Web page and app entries

•••

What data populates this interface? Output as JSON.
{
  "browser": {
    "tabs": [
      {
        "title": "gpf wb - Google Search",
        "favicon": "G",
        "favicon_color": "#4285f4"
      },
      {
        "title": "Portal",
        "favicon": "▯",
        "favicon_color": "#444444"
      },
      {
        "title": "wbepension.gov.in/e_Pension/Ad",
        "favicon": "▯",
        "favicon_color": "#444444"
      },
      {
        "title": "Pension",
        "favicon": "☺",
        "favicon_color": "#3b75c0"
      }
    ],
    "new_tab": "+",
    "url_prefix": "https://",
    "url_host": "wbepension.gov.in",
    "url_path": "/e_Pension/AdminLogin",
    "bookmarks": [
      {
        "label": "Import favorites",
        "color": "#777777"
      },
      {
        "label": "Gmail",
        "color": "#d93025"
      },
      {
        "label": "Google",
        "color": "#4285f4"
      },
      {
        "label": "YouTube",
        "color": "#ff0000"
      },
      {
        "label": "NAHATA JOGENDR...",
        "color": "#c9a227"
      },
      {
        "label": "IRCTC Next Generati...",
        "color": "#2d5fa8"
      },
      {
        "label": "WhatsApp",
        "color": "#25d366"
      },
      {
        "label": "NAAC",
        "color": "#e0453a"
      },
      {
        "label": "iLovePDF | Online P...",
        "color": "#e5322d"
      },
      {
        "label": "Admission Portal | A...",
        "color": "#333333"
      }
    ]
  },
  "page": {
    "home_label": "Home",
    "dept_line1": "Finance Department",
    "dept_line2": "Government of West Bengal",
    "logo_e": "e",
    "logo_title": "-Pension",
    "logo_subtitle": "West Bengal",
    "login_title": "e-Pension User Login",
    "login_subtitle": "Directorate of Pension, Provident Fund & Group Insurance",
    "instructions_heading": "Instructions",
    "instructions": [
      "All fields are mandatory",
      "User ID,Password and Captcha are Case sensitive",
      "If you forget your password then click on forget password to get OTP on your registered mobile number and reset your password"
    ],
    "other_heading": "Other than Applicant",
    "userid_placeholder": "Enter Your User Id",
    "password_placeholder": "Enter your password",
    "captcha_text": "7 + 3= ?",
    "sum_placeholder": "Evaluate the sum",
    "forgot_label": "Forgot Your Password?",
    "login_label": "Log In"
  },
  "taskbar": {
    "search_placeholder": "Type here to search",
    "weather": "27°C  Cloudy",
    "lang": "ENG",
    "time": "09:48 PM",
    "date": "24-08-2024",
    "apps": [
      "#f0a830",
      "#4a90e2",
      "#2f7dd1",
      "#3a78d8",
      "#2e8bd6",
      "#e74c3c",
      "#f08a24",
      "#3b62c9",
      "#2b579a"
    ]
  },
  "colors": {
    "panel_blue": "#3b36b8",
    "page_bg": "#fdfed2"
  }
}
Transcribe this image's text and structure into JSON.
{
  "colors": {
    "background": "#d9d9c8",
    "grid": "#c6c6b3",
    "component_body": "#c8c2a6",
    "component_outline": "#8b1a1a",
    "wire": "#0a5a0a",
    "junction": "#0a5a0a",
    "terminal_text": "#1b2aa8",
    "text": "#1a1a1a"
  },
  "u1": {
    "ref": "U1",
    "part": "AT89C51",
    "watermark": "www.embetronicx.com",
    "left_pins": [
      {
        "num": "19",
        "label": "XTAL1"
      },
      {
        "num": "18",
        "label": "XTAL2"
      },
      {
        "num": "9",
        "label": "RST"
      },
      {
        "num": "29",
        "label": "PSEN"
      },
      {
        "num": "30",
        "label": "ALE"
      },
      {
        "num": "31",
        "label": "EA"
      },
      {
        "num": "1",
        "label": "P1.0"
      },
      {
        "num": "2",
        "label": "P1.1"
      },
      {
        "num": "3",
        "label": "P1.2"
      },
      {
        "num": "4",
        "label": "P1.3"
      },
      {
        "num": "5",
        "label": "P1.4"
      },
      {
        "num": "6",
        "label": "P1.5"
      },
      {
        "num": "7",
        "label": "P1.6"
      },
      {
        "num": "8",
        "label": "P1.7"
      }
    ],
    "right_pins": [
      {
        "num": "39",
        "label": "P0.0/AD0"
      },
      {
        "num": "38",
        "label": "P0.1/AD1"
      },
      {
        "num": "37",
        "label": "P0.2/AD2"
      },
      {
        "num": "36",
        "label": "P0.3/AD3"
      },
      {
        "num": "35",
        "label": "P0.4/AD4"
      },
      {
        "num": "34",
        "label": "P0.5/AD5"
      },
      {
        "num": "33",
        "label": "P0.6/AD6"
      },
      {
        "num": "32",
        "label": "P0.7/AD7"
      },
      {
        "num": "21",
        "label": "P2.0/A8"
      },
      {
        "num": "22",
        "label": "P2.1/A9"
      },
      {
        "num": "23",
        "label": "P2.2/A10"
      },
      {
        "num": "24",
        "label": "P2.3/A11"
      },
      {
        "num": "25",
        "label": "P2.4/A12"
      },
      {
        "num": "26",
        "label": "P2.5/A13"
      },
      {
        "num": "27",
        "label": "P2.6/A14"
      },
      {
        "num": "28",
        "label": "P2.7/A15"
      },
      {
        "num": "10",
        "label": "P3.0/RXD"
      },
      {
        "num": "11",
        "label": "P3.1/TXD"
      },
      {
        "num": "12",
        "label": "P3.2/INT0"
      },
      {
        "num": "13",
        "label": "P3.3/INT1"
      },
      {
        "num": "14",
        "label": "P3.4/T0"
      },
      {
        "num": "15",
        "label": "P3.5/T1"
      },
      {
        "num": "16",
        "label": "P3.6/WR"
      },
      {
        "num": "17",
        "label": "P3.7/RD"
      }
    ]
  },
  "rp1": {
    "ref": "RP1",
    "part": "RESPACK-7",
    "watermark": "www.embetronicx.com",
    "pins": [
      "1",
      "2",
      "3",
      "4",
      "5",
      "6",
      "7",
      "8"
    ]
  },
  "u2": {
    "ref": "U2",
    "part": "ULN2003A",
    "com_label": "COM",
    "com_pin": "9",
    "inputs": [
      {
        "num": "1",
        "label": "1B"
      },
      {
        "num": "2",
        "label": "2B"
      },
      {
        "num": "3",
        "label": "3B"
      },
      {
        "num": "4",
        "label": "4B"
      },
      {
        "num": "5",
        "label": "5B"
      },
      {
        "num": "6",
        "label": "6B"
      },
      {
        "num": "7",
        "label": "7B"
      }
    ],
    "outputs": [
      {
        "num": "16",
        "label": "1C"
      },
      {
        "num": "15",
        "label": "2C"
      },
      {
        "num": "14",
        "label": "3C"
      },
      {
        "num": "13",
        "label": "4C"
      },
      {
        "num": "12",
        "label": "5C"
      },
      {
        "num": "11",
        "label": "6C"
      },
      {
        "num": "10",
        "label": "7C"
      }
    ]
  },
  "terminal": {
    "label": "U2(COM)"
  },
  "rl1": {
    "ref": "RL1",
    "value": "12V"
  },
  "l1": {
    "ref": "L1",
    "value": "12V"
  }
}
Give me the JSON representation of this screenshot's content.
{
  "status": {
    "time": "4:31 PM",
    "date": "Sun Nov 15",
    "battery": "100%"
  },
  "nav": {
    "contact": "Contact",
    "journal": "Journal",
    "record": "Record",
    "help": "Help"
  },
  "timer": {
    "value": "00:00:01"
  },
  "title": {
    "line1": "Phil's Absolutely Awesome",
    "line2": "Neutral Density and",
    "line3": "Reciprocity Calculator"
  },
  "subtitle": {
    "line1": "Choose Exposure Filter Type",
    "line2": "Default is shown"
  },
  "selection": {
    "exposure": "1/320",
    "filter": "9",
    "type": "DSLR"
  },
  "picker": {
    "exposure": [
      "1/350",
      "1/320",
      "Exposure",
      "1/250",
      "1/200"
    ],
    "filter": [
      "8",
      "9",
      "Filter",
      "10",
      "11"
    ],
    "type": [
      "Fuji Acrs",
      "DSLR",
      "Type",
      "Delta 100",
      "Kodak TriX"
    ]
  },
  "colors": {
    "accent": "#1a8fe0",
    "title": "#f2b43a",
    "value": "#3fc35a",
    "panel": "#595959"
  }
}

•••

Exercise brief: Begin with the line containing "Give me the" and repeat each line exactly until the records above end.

Output for this task:
Give me the JSON representation of this screenshot's content.
{
  "status": {
    "time": "4:31 PM",
    "date": "Sun Nov 15",
    "battery": "100%"
  },
  "nav": {
    "contact": "Contact",
    "journal": "Journal",
    "record": "Record",
    "help": "Help"
  },
  "timer": {
    "value": "00:00:01"
  },
  "title": {
    "line1": "Phil's Absolutely Awesome",
    "line2": "Neutral Density and",
    "line3": "Reciprocity Calculator"
  },
  "subtitle": {
    "line1": "Choose Exposure Filter Type",
    "line2": "Default is shown"
  },
  "selection": {
    "exposure": "1/320",
    "filter": "9",
    "type": "DSLR"
  },
  "picker": {
    "exposure": [
      "1/350",
      "1/320",
      "Exposure",
      "1/250",
      "1/200"
    ],
    "filter": [
      "8",
      "9",
      "Filter",
      "10",
      "11"
    ],
    "type": [
      "Fuji Acrs",
      "DSLR",
      "Type",
      "Delta 100",
      "Kodak TriX"
    ]
  },
  "colors": {
    "accent": "#1a8fe0",
    "title": "#f2b43a",
    "value": "#3fc35a",
    "panel": "#595959"
  }
}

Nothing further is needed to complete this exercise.